Commercial sex and illicit beer brewing are a growing industry within the camp. After a study was conducted by NCCK, people are now freely discussing issues related to sexual health. Today close to 300 women have been engaged in alternative livelihoods through income generating activities. This has reduced their vulnerability in contracting infectious Sexual Transmitted Disease (STD), HIV and AIDS and is able to provide for their families in a socially and morally acceptable way among other positive results realised.
“After going through so much turmoil dating back to my country Sudan where decision making is entirely done by men, I was forcefully married off to a man against my will. I managed to escape and sought refuge here. I am a mother of four children all from different fathers. I had to engage in commercial sex work to earn a living, with a meagre as 50 Kenyan Shillings (90 cents) or less depending on the generosity of my customers.

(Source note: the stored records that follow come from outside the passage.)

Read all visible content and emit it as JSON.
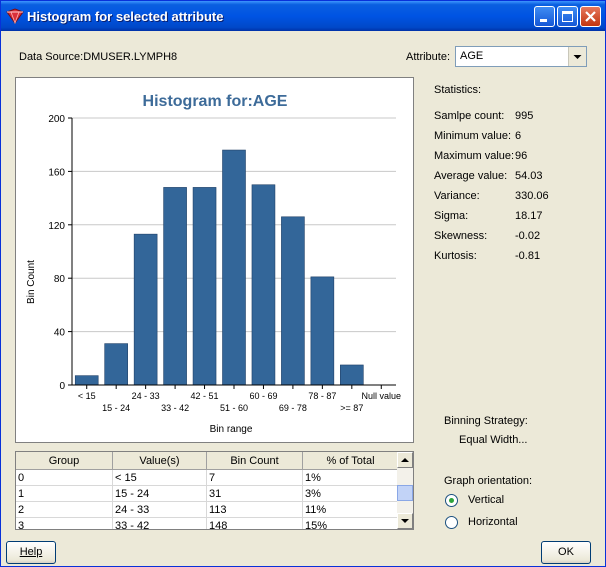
{
  "window": {
    "title": "Histogram for selected attribute"
  },
  "header": {
    "data_source": "Data Source:DMUSER.LYMPH8",
    "attribute_label": "Attribute:",
    "attribute_value": "AGE"
  },
  "chart_data": {
    "type": "bar",
    "title": "Histogram for:AGE",
    "xlabel": "Bin range",
    "ylabel": "Bin Count",
    "ylim": [
      0,
      200
    ],
    "yticks": [
      0,
      40,
      80,
      120,
      160,
      200
    ],
    "categories": [
      "< 15",
      "15 - 24",
      "24 - 33",
      "33 - 42",
      "42 - 51",
      "51 - 60",
      "60 - 69",
      "69 - 78",
      "78 - 87",
      ">= 87",
      "Null value"
    ],
    "values": [
      7,
      31,
      113,
      148,
      148,
      176,
      150,
      126,
      81,
      15,
      0
    ],
    "color": "#336699",
    "grid": true
  },
  "table": {
    "columns": [
      "Group",
      "Value(s)",
      "Bin Count",
      "% of Total"
    ],
    "rows": [
      [
        "0",
        "< 15",
        "7",
        "1%"
      ],
      [
        "1",
        "15 - 24",
        "31",
        "3%"
      ],
      [
        "2",
        "24 - 33",
        "113",
        "11%"
      ],
      [
        "3",
        "33 - 42",
        "148",
        "15%"
      ]
    ]
  },
  "statistics": {
    "heading": "Statistics:",
    "items": [
      {
        "label": "Samlpe count:",
        "value": "995"
      },
      {
        "label": "Minimum value:",
        "value": "6"
      },
      {
        "label": "Maximum value:",
        "value": "96"
      },
      {
        "label": "Average value:",
        "value": "54.03"
      },
      {
        "label": "Variance:",
        "value": "330.06"
      },
      {
        "label": "Sigma:",
        "value": "18.17"
      },
      {
        "label": "Skewness:",
        "value": "-0.02"
      },
      {
        "label": "Kurtosis:",
        "value": "-0.81"
      }
    ]
  },
  "binning": {
    "label": "Binning Strategy:",
    "value": "Equal Width..."
  },
  "orientation": {
    "label": "Graph orientation:",
    "vertical": "Vertical",
    "horizontal": "Horizontal",
    "selected": "Vertical"
  },
  "buttons": {
    "help": "Help",
    "ok": "OK"
  },
  "colors": {
    "titlebar": "#0054e3",
    "dialog_bg": "#ece9d8",
    "bar": "#336699",
    "chart_title": "#3d6b99"
  }
}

Thank God that somebody, somewhere was touched by the plight of the refugee women and through NCCK, I was empowered not only with about reducing the risk of vulnerability to HIV and AIDS and STDs but given some grants to start some income generating activities. The woman you see today is totally different from what she was a few years ago. I am a proud woman; I have been able to start a video show business that is run by my son. Through the empowerment I was engaged as peer educator to my fellow women who are in the same dilemma. I can feed, clothe and take care of my children in a socially, dignified and morally acceptable way,” adds another woman.
Gender inequality among the communities still remains a centre of concern for most of the refugee programmes as it negatively impacts on the life of a woman. This in collaboration with the community authority structures such as community leaders, focus on addressing review and revision of the harmful cultural norms. It calls for women working together and supporting each other, not opposing men but working together to realise changes and equal opportunities for women based on qualifications and not gender.

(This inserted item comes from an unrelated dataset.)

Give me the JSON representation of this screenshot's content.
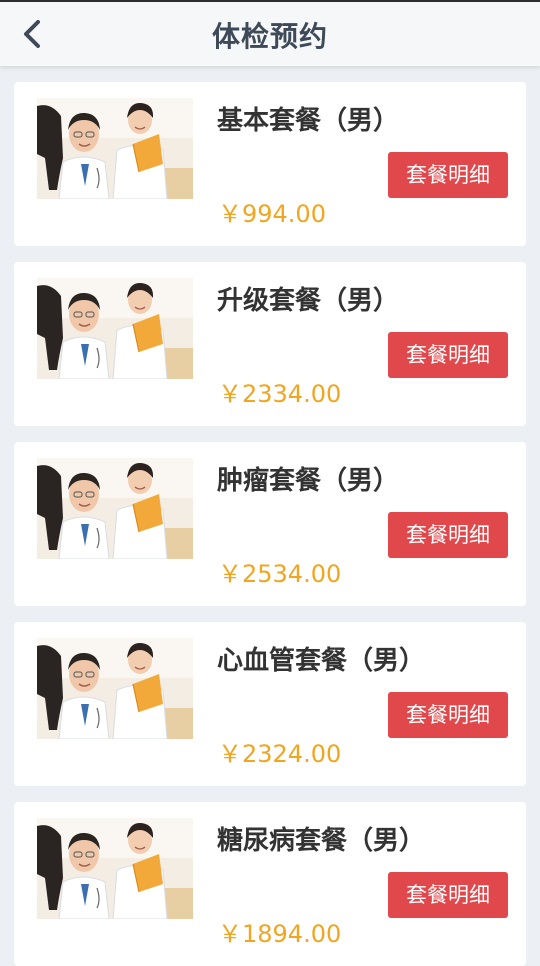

This is a move that will yield peaceful problem solving and perhaps reduce upsurge of refugees influx seeking asylum as countries struggle for freedom and liberty. In Sudanese community for example women are seen as an asset because of the bride price involved, which comes in form of animals. This leaves the women with nothing as most of the decision and benefits are accessed by the men. It even leaves her with no power of her own body let alone her reproductive health rights.
“How I wish that our men could realise that we are also human beings! Give us time to express our feelings and be helpers and not servants, I am scared of saying this in my community as I do not know how they will react to this, if all women would be enlightened through open forums for discussions with our men, maybe situations would change, it would probably ease the agony of a woman in a refugee status and women as a whole,” comments one woman during a workshop conducted by NCCK on Gender based violence.

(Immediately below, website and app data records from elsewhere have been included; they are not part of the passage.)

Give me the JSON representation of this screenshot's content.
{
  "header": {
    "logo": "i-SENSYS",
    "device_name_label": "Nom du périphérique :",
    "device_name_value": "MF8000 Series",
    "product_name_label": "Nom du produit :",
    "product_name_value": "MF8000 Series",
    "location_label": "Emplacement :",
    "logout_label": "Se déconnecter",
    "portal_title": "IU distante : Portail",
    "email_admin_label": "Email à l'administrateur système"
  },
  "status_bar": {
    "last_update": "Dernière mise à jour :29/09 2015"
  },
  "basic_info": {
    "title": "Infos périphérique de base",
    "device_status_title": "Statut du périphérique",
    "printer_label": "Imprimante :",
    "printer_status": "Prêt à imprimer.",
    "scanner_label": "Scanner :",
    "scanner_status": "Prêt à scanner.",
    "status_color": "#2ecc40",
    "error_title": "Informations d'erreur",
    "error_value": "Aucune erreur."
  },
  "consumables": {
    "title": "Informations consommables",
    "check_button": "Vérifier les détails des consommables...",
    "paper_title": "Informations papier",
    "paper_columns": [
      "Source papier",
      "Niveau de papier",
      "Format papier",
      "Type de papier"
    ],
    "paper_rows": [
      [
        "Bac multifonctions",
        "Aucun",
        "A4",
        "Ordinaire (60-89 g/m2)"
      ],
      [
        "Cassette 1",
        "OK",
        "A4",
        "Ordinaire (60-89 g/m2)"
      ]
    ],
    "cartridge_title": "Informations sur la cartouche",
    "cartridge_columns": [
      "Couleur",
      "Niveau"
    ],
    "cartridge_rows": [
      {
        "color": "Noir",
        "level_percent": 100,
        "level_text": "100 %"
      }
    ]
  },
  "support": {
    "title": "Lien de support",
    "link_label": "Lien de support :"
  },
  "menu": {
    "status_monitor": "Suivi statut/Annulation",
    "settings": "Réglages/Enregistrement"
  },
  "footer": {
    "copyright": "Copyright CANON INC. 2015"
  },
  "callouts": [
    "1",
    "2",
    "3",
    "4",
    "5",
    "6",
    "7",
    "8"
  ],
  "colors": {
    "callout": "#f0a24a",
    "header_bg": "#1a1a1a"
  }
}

Through realisation of the importance of woman, change is feasible though challenging in breaking through the rigid traditions. The plight of the woman would be to see her status in the community appreciated and valued through involving her participation in decision-making bodies. It is worth noting that giving women a platform to raise their voices would give them an opportunity to utilise their rich talents and make lives easier for them, bringing an end to the cry of a refugee woman.